We live in an age that that cherishes equality of opportunity for all and celebrates the breaking down of barriers such as race. Intriguingly, a similar egalitarian spirit is enshrined in the Bhagavad-gita written millennia ago.
To understand the Gita’s egalitarianism, we need to understand its cultural context. Society in those days was stratified according to caste and gender. The intention of that stratification was benevolent: to create a socio-cultural environment conducive to everyone’s material wellbeing and spiritual growth. But even the best social arrangement is only as good as those who are going to implement it, that is, its members and especially its leaders. The Gita (04.02) indicates that the contemporary social leaders were deficient in spiritual wisdom. In fact, the Gita was spoken, as the next verse (04.03) indicates, to help correct this deficiency by enlightening a social leader, Arjuna.

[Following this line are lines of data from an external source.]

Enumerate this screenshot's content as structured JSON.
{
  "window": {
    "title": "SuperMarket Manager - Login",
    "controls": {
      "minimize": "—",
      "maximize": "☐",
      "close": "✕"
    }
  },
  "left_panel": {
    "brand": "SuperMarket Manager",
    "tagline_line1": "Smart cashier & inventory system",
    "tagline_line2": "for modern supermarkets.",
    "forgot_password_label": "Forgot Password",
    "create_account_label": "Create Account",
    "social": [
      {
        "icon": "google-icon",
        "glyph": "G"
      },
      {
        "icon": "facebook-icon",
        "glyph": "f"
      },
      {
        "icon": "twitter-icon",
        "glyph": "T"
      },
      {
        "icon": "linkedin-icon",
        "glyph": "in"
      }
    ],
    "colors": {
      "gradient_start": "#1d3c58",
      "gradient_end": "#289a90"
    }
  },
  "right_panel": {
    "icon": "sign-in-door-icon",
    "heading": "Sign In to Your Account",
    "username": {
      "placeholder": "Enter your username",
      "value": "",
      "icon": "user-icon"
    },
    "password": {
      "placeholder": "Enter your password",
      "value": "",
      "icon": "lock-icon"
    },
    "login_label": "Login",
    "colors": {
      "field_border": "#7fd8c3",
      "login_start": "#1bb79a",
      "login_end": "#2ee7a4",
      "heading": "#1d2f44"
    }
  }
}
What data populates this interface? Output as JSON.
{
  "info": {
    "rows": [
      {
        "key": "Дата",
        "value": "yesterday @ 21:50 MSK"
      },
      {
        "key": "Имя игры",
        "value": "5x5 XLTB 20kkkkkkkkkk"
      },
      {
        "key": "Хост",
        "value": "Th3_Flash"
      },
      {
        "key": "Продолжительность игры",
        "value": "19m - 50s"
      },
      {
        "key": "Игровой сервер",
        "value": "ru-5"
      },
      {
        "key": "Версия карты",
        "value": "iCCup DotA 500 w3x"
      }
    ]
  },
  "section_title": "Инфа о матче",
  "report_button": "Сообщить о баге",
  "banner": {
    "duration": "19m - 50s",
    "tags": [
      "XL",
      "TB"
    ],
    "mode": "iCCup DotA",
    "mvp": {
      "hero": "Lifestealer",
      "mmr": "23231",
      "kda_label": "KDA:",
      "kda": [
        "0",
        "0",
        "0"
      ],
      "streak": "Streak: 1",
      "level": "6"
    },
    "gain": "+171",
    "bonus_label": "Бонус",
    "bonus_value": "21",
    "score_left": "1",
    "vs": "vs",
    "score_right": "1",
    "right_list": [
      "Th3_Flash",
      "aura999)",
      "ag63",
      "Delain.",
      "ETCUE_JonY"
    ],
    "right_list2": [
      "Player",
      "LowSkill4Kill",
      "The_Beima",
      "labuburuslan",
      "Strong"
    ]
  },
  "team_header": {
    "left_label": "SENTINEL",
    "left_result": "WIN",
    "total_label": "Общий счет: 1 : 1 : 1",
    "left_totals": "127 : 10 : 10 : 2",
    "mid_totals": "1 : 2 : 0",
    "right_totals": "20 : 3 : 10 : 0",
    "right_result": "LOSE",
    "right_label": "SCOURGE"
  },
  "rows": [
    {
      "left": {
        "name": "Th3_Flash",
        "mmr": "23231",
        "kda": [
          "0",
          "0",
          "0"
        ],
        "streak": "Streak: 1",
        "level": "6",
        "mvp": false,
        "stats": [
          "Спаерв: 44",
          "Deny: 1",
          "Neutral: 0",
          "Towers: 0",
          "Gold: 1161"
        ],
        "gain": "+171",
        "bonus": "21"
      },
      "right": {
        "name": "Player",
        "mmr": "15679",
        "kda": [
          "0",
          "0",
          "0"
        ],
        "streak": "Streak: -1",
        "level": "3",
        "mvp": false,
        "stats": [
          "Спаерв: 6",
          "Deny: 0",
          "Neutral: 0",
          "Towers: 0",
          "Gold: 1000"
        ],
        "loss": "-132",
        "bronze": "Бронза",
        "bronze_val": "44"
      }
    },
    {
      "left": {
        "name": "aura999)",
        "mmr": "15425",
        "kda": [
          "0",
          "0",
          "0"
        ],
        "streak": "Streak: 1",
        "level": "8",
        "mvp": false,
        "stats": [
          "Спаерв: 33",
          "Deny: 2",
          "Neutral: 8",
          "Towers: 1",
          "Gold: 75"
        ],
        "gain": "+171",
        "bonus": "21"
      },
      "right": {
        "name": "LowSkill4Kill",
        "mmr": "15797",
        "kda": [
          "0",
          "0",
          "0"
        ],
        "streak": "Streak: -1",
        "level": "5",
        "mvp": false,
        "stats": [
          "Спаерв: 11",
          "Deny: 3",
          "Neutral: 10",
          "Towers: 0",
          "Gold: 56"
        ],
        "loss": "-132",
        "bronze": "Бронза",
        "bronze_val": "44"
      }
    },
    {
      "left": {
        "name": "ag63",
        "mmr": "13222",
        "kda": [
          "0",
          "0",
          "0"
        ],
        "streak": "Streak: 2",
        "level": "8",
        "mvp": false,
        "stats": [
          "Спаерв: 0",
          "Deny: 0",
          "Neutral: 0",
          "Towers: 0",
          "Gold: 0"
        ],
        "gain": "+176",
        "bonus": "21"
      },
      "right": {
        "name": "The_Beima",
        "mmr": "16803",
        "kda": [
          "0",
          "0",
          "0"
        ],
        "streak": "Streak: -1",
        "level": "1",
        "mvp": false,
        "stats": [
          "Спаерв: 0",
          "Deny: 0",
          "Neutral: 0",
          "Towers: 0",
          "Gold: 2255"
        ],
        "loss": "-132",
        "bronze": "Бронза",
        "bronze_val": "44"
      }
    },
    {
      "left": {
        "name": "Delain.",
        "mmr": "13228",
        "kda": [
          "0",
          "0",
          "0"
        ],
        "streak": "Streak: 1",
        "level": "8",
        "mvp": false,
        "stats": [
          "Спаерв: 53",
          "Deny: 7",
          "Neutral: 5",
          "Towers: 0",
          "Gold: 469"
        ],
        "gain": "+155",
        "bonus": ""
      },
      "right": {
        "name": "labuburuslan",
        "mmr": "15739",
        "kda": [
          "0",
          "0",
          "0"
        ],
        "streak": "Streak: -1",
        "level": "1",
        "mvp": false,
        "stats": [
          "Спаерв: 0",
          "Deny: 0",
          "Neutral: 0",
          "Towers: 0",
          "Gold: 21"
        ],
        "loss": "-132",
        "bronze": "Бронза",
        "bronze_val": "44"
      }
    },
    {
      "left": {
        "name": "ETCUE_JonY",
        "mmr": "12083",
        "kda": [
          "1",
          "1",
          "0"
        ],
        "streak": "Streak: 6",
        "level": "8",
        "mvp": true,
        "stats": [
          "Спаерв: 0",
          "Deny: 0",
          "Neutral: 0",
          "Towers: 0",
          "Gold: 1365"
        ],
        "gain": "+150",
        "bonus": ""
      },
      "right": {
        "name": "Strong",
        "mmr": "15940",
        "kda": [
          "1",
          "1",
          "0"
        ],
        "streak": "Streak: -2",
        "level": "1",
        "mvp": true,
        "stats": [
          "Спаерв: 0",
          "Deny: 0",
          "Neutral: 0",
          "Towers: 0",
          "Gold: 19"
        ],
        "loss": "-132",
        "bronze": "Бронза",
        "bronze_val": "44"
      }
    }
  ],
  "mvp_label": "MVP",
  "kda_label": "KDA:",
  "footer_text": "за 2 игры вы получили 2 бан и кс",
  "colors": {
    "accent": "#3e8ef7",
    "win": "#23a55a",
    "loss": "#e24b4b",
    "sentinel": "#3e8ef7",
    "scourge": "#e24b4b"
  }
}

Within the prevailing less-than-ideal culture, the lower castes and women were sometimes deemed under-qualified to join some religious practices. The Gita circumvents such barriers by offering the universally accessible path of bhakti, a path that depends on the sincerity of the heart, not the position in the social hierarchy. The sincerity of heart refers to one’s earnest aspiration to offer one’s love to God and attain his grace – it is eminently in one’s hands. One’s position in the social hierarchy depends on one’s karmic history in past lives that determines one’s present body – it is not much in one’s hands.
The Gita (09.32) boldly declares that all people, whatever be their social position, can take shelter of Krishna and attain the supreme destination – something that the conventional culture held was possible only for the most pious brahmanas and only after many lifetimes of piety.
Thus, bhakti by providing equal spiritual opportunity for everyone manifests the ultimate egalitarianism.
May 15, 2022
Sunanda Das, Temple of the Vedic Planetarium